Exercise prompt: Copy out each line below that has the word "brand" in it.

Records to use:
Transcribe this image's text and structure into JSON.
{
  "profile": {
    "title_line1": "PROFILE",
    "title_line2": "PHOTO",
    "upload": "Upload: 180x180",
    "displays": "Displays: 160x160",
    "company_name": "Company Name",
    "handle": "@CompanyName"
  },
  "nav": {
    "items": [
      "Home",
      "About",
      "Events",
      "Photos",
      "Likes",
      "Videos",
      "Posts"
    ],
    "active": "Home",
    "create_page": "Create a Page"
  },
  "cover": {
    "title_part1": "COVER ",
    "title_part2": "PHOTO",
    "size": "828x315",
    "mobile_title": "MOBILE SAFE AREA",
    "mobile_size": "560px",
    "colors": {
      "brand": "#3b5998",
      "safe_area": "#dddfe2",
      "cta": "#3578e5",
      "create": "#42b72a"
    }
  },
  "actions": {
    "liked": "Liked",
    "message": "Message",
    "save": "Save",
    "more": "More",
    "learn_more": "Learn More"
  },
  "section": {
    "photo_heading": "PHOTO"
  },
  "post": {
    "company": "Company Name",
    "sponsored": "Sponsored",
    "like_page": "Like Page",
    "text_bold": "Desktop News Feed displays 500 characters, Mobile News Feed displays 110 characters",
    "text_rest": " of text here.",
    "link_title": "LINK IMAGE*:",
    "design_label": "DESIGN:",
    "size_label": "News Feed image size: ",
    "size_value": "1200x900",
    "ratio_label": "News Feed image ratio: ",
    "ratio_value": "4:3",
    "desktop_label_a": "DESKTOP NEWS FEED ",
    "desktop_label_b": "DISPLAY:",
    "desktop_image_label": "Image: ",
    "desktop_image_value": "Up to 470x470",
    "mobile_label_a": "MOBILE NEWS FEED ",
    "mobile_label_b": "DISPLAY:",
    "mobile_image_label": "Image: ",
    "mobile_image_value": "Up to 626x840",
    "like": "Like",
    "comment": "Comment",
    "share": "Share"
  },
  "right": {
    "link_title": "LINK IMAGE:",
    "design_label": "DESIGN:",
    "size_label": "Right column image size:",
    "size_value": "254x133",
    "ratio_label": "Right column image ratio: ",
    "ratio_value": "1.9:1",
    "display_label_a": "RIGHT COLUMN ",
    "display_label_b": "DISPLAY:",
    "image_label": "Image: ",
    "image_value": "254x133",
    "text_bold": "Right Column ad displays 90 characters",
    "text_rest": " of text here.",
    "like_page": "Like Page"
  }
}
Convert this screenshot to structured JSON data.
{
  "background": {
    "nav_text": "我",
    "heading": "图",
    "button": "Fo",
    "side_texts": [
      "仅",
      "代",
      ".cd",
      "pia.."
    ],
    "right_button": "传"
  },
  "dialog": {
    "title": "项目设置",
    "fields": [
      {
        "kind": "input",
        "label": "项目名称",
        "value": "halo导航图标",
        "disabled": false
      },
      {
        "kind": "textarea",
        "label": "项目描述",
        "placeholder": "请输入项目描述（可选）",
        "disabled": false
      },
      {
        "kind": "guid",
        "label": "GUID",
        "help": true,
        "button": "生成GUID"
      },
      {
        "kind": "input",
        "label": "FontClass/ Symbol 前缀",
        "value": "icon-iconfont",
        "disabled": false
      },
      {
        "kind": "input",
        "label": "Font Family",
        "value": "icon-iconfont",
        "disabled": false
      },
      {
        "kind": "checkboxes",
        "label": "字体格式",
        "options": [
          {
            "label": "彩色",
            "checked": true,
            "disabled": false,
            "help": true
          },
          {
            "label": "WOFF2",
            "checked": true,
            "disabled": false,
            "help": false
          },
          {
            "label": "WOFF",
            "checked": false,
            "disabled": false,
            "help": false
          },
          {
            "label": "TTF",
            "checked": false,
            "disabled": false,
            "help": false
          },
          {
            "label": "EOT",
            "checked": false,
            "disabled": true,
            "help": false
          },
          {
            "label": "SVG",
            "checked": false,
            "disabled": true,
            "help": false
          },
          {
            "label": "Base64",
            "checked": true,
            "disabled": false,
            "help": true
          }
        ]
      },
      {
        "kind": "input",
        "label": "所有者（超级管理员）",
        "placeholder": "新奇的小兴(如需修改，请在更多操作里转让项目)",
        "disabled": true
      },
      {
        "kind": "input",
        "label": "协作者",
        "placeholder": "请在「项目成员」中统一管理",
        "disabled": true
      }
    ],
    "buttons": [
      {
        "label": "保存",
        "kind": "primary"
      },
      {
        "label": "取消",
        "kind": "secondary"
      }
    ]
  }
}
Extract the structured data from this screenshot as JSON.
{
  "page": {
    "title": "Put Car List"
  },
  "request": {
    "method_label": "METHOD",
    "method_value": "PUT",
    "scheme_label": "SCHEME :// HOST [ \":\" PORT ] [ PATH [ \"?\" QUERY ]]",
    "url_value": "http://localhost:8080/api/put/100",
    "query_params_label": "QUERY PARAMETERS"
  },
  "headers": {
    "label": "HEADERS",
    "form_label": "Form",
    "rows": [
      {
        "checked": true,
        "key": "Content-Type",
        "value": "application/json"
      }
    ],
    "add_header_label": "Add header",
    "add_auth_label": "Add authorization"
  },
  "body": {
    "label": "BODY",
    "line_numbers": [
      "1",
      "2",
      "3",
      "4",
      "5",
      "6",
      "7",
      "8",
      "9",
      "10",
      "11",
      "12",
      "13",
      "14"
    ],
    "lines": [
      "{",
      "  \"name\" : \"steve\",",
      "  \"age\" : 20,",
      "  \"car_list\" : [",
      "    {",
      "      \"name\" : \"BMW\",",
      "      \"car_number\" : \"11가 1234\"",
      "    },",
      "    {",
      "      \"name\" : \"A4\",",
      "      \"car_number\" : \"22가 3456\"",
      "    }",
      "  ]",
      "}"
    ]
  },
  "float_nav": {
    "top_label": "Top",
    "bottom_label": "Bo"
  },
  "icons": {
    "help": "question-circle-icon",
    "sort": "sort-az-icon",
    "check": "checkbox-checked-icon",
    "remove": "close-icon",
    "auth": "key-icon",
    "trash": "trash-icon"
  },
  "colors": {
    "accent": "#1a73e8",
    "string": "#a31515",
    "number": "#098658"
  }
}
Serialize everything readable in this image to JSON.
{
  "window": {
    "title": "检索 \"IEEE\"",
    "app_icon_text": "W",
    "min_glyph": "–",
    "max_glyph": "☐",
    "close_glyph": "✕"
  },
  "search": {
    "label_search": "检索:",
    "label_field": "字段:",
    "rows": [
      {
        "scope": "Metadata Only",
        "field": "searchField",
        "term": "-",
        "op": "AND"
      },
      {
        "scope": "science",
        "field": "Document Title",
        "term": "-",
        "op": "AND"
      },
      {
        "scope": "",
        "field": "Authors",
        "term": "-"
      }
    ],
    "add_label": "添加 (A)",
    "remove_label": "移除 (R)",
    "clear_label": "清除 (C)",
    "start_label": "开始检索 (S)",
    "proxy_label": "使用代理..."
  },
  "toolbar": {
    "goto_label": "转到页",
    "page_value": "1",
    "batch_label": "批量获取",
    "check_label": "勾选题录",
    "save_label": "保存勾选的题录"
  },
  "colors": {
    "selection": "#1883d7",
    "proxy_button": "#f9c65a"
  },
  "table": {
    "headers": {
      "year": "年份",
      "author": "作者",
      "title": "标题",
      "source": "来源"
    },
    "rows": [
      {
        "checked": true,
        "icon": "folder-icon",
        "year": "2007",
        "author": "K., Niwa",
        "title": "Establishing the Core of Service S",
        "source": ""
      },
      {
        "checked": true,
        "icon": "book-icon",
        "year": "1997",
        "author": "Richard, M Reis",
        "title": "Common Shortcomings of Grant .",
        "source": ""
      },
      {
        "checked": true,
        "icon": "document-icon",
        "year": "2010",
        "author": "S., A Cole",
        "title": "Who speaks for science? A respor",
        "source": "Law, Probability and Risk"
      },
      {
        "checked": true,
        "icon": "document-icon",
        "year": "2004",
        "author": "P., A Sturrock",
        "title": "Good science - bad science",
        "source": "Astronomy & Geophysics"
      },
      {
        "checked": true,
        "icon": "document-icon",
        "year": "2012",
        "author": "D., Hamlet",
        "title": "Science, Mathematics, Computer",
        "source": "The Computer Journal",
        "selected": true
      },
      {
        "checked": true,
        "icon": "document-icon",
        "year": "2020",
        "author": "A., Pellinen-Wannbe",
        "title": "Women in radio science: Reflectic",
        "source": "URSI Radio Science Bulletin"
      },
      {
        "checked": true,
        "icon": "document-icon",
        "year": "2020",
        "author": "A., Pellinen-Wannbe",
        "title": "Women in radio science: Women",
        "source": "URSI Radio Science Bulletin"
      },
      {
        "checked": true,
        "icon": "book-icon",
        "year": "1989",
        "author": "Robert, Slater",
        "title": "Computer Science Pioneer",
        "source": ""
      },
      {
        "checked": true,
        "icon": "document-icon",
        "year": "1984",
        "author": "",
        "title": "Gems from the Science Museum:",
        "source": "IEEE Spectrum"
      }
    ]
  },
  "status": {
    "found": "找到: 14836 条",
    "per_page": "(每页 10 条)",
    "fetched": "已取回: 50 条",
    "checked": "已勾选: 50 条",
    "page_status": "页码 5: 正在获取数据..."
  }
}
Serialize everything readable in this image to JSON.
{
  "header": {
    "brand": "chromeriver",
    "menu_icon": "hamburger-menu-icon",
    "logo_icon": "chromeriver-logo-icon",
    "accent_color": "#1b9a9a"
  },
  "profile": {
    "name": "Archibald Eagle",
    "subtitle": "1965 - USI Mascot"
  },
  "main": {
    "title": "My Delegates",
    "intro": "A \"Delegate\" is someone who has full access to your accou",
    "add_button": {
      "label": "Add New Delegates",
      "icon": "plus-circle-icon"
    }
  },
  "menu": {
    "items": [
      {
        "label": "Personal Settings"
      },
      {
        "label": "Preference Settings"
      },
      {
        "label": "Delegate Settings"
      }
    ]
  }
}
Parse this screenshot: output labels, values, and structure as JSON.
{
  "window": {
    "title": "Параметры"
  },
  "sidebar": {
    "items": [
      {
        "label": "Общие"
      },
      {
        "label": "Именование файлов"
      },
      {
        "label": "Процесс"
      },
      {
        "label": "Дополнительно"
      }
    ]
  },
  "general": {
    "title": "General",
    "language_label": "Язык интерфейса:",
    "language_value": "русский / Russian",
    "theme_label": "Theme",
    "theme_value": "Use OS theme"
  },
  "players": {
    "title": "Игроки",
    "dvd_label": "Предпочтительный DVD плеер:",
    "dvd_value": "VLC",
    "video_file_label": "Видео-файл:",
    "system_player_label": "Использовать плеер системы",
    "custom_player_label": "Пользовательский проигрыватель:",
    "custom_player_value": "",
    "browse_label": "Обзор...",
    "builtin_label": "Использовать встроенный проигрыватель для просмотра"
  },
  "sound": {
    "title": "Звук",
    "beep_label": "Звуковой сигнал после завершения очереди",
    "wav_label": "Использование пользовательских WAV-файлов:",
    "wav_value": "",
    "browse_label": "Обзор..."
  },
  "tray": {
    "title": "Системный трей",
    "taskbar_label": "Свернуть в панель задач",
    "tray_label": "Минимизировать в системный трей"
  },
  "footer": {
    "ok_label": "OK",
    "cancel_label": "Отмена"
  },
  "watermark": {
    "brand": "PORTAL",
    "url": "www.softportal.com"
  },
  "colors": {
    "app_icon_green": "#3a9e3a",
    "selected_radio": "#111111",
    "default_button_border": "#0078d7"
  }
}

Solution:
      "brand": "#3b5998",
    "brand": "chromeriver",
    "brand": "PORTAL",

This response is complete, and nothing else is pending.